Items listed in a dataset
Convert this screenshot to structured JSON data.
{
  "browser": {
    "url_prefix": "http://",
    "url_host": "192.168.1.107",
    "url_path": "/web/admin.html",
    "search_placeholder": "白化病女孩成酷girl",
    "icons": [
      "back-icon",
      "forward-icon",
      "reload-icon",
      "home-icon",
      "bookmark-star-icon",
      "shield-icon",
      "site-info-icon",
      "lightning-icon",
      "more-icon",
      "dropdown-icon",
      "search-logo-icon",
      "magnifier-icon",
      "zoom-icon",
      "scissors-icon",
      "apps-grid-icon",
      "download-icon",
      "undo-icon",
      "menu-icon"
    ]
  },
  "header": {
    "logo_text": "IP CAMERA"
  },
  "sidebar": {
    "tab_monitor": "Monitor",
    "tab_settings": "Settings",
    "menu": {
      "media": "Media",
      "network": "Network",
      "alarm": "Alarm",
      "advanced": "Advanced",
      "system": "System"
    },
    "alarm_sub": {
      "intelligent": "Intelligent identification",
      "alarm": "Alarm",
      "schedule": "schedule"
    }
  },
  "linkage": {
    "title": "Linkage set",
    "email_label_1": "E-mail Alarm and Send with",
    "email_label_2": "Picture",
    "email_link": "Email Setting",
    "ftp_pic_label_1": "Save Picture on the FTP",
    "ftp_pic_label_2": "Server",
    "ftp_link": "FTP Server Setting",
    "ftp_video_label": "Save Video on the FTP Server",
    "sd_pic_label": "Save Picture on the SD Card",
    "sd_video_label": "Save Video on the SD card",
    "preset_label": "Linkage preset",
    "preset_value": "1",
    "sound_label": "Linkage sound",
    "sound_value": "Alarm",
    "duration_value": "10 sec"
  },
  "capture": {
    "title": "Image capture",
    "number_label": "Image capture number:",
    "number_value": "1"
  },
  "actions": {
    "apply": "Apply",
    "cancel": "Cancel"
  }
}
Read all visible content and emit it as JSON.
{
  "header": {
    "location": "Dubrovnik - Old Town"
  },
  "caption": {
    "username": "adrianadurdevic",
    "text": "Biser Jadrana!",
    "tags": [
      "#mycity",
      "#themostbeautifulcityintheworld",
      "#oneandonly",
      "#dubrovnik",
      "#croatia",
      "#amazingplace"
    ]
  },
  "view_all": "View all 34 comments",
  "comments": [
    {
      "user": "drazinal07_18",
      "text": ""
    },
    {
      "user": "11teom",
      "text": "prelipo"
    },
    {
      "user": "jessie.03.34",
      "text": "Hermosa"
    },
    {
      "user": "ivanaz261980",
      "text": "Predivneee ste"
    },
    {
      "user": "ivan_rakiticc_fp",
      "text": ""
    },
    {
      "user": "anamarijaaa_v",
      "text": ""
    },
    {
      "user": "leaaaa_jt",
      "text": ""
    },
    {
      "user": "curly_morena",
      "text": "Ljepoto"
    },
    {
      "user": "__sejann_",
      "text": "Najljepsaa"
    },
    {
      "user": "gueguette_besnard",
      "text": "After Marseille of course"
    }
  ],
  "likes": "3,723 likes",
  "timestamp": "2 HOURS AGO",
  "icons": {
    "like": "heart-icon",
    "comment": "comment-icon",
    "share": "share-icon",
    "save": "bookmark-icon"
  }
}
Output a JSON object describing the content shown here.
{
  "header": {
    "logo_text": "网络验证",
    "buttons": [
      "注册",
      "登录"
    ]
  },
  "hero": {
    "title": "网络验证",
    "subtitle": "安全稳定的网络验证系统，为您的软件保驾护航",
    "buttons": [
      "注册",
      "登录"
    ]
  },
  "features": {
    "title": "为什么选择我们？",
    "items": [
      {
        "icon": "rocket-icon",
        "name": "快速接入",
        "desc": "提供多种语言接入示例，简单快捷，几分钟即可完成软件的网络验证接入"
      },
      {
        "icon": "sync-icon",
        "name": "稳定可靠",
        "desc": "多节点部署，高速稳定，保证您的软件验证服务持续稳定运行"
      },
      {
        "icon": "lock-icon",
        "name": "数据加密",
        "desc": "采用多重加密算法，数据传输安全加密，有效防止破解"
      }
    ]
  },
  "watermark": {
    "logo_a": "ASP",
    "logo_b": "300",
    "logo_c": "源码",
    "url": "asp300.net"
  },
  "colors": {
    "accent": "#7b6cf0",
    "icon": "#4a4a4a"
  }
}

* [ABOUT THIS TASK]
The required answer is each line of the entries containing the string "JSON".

* [WORKED SOLUTION]
Convert this screenshot to structured JSON data.
Read all visible content and emit it as JSON.
Output a JSON object describing the content shown here.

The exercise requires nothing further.